YOUR INSTRUCTIONS =>
The result is the exact lines from the one containing "Enumerate this screenshot's" through the final line of the entries; leave out the pictures.

RAW DATA =>
■ ■ ■ ■ ■

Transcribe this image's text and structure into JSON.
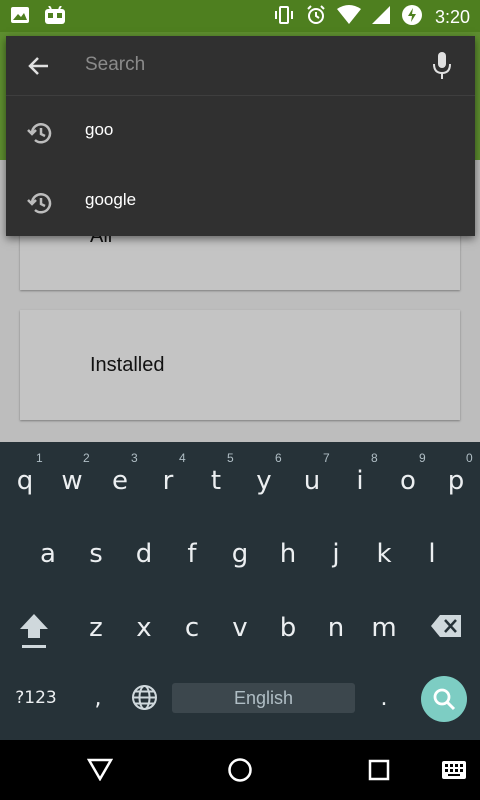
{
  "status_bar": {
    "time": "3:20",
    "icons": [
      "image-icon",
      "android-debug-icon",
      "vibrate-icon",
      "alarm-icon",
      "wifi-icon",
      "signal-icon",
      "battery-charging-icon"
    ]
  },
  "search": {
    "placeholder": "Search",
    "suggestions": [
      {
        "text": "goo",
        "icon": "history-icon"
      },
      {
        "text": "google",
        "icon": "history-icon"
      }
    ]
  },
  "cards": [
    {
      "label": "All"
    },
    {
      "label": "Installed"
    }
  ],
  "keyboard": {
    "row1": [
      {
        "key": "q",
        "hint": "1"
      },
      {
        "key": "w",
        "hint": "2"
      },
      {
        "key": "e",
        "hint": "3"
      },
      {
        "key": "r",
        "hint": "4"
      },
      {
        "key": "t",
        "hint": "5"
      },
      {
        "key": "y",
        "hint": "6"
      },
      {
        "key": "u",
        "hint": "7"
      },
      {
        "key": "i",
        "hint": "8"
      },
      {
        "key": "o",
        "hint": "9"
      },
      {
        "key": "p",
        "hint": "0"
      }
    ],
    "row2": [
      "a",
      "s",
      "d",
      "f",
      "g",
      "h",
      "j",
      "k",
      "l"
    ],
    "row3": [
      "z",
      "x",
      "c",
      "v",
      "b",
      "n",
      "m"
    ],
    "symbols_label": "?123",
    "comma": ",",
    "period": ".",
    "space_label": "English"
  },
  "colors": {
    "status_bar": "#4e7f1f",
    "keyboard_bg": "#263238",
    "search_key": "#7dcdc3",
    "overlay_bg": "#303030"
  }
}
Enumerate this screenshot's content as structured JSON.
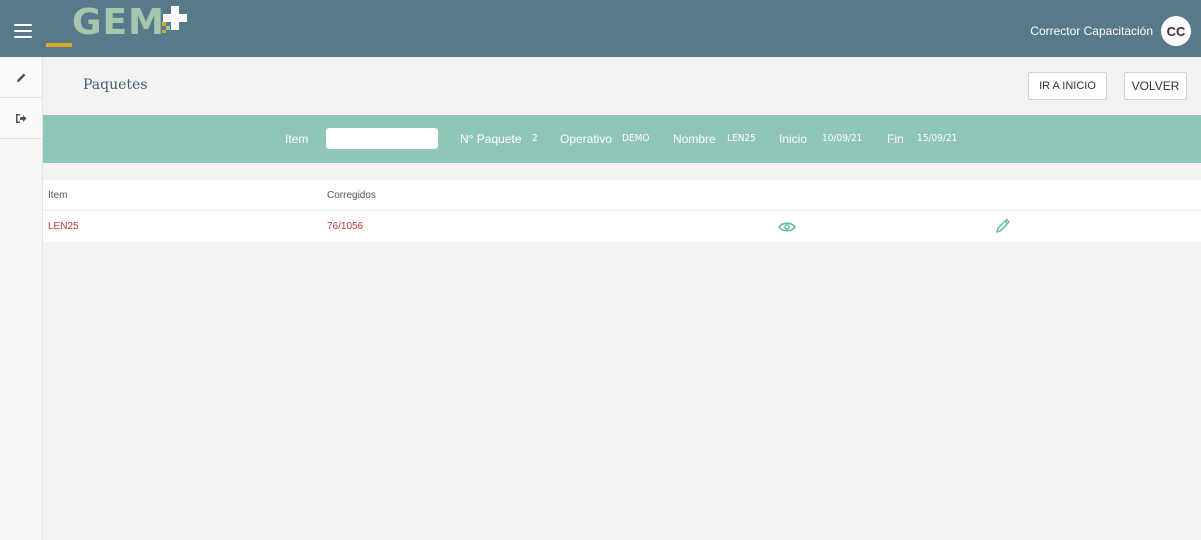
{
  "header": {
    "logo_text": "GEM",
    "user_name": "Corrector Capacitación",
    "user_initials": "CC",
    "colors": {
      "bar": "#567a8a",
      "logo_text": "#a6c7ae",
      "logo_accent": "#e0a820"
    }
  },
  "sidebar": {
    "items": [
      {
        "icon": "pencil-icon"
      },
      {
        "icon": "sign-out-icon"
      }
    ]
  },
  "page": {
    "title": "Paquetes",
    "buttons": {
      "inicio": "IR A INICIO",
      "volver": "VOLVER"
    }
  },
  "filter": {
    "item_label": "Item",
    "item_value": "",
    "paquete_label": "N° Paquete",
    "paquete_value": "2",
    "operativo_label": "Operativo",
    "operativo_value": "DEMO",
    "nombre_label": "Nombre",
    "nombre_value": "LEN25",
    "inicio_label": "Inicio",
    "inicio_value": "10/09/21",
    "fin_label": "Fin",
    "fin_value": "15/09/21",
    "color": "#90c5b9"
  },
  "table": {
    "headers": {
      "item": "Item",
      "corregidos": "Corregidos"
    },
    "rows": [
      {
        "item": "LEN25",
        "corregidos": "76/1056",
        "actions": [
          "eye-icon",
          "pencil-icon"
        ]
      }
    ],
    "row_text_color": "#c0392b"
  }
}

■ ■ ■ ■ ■

WRITTEN SOLUTION =>
Enumerate this screenshot's content as structured JSON.
{
  "header": {
    "logo_text": "GEM",
    "user_name": "Corrector Capacitación",
    "user_initials": "CC",
    "colors": {
      "bar": "#567a8a",
      "logo_text": "#a6c7ae",
      "logo_accent": "#e0a820"
    }
  },
  "sidebar": {
    "items": [
      {
        "icon": "pencil-icon"
      },
      {
        "icon": "sign-out-icon"
      }
    ]
  },
  "page": {
    "title": "Paquetes",
    "buttons": {
      "inicio": "IR A INICIO",
      "volver": "VOLVER"
    }
  },
  "filter": {
    "item_label": "Item",
    "item_value": "",
    "paquete_label": "N° Paquete",
    "paquete_value": "2",
    "operativo_label": "Operativo",
    "operativo_value": "DEMO",
    "nombre_label": "Nombre",
    "nombre_value": "LEN25",
    "inicio_label": "Inicio",
    "inicio_value": "10/09/21",
    "fin_label": "Fin",
    "fin_value": "15/09/21",
    "color": "#90c5b9"
  },
  "table": {
    "headers": {
      "item": "Item",
      "corregidos": "Corregidos"
    },
    "rows": [
      {
        "item": "LEN25",
        "corregidos": "76/1056",
        "actions": [
          "eye-icon",
          "pencil-icon"
        ]
      }
    ],
    "row_text_color": "#c0392b"
  }
}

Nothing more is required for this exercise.